Now, I don't know how much Newhan is going to play in the second-half, and his batting average might be down to .300 by next week, but I'm still rooting for him. For one, I like minor-league veterans who fight it out and finally get a shot in the majors, especially ones who take advantage of that shot. For another, I just like the idea of someone hitting .400 in a season, even if it's only 100 at-bats.
Because you know what? Even in only 100 at-bats, it's pretty damn hard to hit .400. How hard? Well, first of all, no one has done it over the course of an entire season since I've been alive. The closest anyone has come to hitting .400 since 1983 is .394, by David Dellucci in 109 at-bats in 1999 and by the aforementioned Tony Gwynn in 419 at-bats in 1994. After that, no one has even hit .380 during the past 21 (and counting) years.
In fact, to find the last player to hit .400 in a season with at least 100 at-bats, you have to stretch it all the way back to 1957. That year, Bob Hazle hit .403 in 134 at-bats for the Milwaukee Braves.

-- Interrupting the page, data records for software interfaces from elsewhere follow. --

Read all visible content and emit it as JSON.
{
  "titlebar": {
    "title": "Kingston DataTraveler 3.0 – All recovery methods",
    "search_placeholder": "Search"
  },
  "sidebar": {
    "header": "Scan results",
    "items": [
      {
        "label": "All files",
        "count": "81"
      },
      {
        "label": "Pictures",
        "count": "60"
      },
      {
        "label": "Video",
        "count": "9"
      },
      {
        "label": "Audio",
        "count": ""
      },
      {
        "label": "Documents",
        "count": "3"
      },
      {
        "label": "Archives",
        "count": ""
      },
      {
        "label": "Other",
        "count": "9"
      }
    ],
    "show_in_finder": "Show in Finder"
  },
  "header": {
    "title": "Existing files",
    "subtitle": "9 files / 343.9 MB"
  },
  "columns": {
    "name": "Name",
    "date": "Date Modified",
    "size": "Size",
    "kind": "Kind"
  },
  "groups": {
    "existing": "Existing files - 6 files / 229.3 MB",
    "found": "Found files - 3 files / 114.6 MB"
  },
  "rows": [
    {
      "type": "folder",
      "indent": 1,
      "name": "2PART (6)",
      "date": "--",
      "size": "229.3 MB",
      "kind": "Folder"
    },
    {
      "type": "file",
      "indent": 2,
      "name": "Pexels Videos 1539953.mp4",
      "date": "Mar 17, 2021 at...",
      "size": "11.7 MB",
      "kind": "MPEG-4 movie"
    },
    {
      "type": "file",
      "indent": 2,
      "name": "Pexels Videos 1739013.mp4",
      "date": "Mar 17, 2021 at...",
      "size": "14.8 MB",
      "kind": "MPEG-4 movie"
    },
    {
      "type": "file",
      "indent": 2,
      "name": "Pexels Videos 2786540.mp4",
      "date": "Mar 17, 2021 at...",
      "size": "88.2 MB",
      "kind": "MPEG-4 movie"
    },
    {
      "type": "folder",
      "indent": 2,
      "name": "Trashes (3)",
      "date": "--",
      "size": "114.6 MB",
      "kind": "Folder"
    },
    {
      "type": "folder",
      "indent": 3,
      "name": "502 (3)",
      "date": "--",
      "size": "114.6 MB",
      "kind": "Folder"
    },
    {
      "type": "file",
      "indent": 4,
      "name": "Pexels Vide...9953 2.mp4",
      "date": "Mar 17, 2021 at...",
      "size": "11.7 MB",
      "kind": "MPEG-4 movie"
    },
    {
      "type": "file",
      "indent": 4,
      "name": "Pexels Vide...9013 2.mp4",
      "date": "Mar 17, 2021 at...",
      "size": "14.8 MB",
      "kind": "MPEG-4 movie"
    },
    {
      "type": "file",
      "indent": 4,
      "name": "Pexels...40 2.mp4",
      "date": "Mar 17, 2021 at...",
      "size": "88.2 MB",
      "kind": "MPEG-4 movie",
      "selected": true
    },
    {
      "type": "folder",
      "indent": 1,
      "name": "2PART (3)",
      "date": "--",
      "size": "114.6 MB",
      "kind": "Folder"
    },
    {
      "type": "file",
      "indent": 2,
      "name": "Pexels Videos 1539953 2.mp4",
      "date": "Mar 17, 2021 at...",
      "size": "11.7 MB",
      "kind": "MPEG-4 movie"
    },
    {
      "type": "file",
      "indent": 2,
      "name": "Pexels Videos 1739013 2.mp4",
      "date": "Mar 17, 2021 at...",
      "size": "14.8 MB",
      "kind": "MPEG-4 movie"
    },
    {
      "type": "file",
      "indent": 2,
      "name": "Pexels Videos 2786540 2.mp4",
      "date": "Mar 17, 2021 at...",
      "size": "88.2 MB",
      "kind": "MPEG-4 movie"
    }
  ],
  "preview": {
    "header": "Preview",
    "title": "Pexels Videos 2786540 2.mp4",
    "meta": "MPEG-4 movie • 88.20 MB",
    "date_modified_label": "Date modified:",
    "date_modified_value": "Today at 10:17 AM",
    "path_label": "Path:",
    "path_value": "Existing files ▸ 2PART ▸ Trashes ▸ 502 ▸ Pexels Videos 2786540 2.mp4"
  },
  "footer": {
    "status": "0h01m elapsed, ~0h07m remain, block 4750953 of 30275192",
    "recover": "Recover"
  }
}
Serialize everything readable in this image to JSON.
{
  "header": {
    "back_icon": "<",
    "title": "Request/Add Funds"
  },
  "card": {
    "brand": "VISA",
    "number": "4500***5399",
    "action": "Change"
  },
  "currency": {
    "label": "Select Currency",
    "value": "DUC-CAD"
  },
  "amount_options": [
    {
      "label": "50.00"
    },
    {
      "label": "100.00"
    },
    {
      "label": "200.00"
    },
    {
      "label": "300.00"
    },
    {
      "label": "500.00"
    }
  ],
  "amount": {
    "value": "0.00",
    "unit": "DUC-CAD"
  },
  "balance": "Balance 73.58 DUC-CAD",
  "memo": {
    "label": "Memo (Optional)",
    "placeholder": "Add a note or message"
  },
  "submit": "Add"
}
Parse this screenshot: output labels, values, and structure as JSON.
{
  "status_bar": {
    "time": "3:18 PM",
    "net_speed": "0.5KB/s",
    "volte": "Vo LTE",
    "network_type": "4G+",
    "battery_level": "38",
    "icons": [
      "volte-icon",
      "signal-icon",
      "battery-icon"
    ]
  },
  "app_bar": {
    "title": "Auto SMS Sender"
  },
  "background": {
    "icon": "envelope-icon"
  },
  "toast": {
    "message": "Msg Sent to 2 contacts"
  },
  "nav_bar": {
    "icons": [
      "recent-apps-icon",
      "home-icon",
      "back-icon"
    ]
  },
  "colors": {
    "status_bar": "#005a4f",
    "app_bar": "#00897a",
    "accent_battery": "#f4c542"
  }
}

Hazle was a 26-year-old outfielder who came into the 1957 season with a total of 13 major-league at-bats, in which he got three hits, all singles.
He batted .403/.477/.649 in 41 games with the Braves, driving in 27 runs, scoring 26 times, and helping them win the NL pennant and World Series, with a seven-game win over the Yankees (although Hazle went just 2-for-13 against New York). Following his .400 season, the last since Williams really did it in 1941, Hazle hit .211 in 114 at-bats between Milwaukee and Detroit. That was his third and final season in the majors and he retired a .310 hitter in 261 at-bats.
I'm guessing David Newhan will finish this season with a batting average closer to .300 than .400, but here's hoping he can prove me wrong. Wouldn't we all like to be able to say we were around for the last .400 hitter? And oh yeah, a portion of any bar bets won from "Bob Hazle, .403 in 1957" can be mailed to Yours Truly at The Hardball Times' offices at your convenience.
Aaron Gleeman is a freelance writer whose work can also be found regularly at AaronGleeman.com, Fox Sports, Rotoworld, and Insider Baseball. He welcomes comments, questions, and suggestions via e-mail.